A New Look at Water Power
One of the interesting side effects of last year’s stimulus bill was $400 million in funding for ARPA-E, the civilian, energy-focused cousin of DARPA. And in this week’s first ever ARPA-E conference, MIT chemist Dan Nocera showed how well he put that stimulus money to use by highlighting his new photosynthetic process. Using a special catalyst, the process splits water into oxygen and hydrogen fuel efficiently enough to power a home using only sunlight and a bottle of water.
I’ll even give the government credit for funding scientific research (although I’d argue that the prospect of owning such a technology would be very attractive to private investors). Regarding the relevance of “stimulus,” I’d imagine that the net number of jobs in the economy would decrease if energy could be harvested in such a way.

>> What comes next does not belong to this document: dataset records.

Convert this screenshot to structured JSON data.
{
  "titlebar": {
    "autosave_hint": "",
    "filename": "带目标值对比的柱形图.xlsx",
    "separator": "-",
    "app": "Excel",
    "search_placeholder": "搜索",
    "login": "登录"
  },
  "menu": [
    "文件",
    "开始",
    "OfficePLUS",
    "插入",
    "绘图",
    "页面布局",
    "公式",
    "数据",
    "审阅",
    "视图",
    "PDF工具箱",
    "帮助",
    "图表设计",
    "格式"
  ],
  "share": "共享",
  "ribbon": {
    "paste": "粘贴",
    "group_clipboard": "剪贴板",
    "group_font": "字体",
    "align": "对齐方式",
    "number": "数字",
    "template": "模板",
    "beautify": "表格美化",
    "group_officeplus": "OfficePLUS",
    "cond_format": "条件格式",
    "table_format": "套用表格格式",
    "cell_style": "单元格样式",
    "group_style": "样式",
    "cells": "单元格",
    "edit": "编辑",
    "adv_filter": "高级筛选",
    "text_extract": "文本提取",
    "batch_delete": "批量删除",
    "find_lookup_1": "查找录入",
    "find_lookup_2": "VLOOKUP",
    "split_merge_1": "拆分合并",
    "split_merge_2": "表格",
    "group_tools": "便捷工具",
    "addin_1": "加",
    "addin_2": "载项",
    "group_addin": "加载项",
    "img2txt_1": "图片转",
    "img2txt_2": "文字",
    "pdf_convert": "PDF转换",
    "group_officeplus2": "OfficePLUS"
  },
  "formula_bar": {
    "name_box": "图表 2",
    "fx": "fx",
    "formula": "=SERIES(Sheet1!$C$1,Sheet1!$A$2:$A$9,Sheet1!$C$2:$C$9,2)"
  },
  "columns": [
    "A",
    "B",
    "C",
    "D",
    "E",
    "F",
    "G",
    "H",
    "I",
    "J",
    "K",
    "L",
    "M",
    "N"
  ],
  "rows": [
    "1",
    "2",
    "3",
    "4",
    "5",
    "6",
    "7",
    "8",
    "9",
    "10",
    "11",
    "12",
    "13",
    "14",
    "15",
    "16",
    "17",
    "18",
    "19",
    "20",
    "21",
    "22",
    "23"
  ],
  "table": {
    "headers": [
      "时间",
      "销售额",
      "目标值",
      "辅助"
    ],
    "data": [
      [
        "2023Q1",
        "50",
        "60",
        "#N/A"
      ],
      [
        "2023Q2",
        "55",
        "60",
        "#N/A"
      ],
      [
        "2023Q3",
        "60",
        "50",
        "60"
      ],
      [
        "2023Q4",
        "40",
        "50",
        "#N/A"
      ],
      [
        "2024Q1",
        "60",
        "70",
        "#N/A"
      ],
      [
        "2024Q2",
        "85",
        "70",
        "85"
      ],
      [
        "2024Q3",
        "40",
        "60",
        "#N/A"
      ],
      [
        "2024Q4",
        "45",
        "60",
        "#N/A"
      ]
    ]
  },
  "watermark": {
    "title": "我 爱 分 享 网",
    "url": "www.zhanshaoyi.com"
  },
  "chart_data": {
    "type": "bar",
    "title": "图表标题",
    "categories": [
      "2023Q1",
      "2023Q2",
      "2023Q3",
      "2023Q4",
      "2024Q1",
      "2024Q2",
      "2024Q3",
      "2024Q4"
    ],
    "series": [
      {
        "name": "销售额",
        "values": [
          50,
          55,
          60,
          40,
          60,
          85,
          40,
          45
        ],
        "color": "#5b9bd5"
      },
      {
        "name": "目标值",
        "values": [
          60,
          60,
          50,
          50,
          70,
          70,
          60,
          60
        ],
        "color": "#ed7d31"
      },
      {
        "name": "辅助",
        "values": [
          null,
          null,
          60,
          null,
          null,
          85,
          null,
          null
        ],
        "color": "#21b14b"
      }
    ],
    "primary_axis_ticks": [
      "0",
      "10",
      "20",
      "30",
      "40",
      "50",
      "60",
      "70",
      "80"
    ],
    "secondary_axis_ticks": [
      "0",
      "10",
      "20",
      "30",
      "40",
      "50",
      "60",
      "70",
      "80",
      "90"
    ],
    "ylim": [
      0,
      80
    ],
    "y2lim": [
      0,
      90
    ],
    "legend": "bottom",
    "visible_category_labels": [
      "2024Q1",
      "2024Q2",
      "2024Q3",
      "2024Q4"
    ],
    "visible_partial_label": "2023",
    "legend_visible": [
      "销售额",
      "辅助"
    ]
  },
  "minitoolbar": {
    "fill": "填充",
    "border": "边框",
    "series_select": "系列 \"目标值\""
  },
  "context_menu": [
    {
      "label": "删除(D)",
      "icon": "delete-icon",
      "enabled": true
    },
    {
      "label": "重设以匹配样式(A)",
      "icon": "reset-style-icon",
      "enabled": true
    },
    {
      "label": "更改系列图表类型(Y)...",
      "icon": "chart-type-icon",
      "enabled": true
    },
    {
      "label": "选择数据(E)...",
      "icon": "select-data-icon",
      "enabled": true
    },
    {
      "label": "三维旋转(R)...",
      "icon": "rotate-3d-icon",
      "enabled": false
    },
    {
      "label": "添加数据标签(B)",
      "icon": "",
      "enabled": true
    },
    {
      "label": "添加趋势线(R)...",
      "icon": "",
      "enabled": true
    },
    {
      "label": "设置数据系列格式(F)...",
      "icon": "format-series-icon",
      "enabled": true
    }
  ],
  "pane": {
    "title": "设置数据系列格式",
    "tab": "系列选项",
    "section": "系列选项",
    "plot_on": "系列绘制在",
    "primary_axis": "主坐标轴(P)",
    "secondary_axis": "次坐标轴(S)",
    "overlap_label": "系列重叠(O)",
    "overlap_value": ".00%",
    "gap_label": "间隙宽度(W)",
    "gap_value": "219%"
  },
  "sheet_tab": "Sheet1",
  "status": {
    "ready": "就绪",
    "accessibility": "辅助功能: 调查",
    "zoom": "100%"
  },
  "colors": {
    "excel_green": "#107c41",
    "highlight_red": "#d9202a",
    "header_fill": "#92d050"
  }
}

The bigger consideration, though, is that this sort of breakthrough stands as evidence against investing a state’s entire economy on a particular industry, like wind and wave power, for instance. Government operatives are not well suited to predict the market (if they were, they wouldn’t be government operatives), and even putting aside state-to-state competition for industry leadership, aligning local policies and taxation with a particular technology leaves substantial risk that the another region will win the roll of the innovation dice.